However, investments in a lifetime ISA are capped at £4,000 a year but this counts towards the annual £20,000 ISA allowance.

There is no tax to pay on interest on cash in an ISA or income (such as a dividends) or capital gains on investments held within an ISA.

Cash ISA

Banks and building societies offer cash ISAs which, as the name suggests, are accounts that hold cash only. National Savings and Investments also offer cash ISA products. Interest on cash in an ISA is tax-free.

Where interest from savings accounts exceeds the personal savings allowance, consideration could be given to moving some of the cash to an ISA to allow the interest to remain tax-free.

Stocks and shares ISA.

Investments in a stocks and shares ISA can include shares in companies, unit trusts and investment funds, corporate bonds and government bonds. However, it is not possible to transfer stocks and shares already owned outside an ISA into a stocks and shares ISA with the exception of those awarded under an employee share plan.

Innovative finance ISA

An innovative finance ISA is one that contains peer-to-peer loans rather than cash or stocks and shares.

Lifetime ISA

A Lifetime ISA can only be opened by someone aged 18 and over but under 40. A person can invest up to £4,000 a year in a Lifetime ISA until they reach the age of 50. The first payment must be made before they reach the age of 40. The Government add a bonus of 25% (capped at £1,000 a year).

Money can only be withdrawn to buy a first home or on reaching age 60, or if the saver is terminally ill with less than 12 months to live. If withdrawals are made in other circumstances, a withdrawal charge of 25% applies, clawing back the Government bonus.


At the Spring Budget, the Chancellor announced that the Government would be launching a new UK ISA which would provide savers with the opportunity to earn tax-free savings income while investing in UK companies. The UK ISA will have its own £5,000 allowance which would be available in addition to the existing £20,000 ISA allowance.

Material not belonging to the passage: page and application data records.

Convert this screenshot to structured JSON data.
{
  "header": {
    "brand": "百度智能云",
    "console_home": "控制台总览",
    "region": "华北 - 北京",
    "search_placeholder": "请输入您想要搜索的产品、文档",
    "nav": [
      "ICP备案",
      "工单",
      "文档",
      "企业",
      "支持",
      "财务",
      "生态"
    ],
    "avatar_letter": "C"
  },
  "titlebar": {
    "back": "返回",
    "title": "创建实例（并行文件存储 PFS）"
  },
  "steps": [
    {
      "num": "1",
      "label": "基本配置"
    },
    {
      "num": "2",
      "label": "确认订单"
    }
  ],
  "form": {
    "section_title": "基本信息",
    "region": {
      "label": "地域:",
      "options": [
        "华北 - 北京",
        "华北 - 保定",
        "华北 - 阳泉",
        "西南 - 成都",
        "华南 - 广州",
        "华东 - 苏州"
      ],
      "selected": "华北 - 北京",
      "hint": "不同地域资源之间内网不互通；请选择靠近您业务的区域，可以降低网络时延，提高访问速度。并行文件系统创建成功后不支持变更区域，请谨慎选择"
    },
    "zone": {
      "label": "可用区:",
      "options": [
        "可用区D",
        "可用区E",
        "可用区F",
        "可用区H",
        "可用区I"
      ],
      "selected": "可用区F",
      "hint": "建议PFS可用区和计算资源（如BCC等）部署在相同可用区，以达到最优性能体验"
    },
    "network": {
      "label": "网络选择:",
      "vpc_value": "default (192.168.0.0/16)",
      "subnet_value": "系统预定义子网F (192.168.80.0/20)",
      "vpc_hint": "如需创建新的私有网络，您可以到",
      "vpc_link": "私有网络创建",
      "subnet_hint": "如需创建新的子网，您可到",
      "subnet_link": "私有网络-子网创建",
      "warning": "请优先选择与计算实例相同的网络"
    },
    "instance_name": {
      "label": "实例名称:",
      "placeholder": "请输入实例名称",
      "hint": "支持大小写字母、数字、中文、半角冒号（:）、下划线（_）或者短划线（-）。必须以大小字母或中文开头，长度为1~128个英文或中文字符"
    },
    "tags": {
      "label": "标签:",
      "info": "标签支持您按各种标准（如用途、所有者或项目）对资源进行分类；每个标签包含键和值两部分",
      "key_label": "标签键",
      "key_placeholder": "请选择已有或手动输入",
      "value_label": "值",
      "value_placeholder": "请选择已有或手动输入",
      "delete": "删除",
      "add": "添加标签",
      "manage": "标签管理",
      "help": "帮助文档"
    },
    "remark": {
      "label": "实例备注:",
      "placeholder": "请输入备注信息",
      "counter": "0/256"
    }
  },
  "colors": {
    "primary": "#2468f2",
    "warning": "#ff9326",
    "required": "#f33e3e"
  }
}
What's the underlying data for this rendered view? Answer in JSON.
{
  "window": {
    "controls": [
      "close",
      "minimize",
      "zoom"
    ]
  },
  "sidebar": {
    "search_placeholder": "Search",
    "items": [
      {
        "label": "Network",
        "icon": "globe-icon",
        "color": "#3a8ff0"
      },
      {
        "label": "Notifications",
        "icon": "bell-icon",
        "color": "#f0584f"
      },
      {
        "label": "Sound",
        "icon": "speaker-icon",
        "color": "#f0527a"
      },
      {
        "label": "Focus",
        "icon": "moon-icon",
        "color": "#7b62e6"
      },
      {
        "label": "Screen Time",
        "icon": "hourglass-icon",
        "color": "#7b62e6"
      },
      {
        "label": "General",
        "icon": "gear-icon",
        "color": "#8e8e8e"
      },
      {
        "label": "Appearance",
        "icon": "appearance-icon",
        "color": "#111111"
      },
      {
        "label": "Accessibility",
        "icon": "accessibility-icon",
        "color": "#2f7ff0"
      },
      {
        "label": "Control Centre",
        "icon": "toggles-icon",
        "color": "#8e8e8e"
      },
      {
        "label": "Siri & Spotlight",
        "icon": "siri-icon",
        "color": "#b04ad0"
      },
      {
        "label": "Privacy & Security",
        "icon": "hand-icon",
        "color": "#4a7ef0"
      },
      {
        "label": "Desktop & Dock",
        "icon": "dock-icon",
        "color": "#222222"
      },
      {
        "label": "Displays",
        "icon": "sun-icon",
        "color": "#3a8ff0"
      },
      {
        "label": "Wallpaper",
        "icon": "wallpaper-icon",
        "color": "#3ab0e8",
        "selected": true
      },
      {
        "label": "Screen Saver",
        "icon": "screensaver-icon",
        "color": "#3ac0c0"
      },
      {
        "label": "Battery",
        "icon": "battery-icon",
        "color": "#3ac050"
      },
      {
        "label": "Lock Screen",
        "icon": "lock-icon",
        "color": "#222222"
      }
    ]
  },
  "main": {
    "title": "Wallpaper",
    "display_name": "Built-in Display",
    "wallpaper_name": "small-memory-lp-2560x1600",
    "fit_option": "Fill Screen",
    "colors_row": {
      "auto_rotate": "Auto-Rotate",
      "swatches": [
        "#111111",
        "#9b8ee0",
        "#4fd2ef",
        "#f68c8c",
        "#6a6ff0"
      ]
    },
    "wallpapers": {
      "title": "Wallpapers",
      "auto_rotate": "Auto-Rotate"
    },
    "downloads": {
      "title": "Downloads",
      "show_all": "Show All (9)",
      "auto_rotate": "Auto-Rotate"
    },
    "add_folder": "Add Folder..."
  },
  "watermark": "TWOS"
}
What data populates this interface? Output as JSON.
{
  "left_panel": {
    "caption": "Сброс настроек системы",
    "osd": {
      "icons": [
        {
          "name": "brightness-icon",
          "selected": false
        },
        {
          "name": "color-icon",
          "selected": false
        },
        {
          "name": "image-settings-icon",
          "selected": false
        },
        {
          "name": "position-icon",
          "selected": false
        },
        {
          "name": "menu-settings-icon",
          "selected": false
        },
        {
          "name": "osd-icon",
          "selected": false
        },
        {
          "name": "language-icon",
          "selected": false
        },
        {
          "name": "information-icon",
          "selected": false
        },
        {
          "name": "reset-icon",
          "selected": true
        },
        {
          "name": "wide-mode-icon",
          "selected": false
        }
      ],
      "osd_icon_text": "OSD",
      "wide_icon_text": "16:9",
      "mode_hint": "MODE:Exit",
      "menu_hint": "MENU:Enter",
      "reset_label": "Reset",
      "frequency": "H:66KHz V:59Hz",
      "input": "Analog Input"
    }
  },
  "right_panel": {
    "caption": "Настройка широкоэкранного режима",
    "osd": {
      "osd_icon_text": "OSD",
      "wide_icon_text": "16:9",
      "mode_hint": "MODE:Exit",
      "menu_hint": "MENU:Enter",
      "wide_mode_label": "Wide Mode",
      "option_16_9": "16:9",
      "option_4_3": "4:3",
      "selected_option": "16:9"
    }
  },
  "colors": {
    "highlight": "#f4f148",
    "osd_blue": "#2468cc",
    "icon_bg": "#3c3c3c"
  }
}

The Government are consulting on what this may look like.

Financial advice

It is important to take financial advice from a qualified professional before making investments.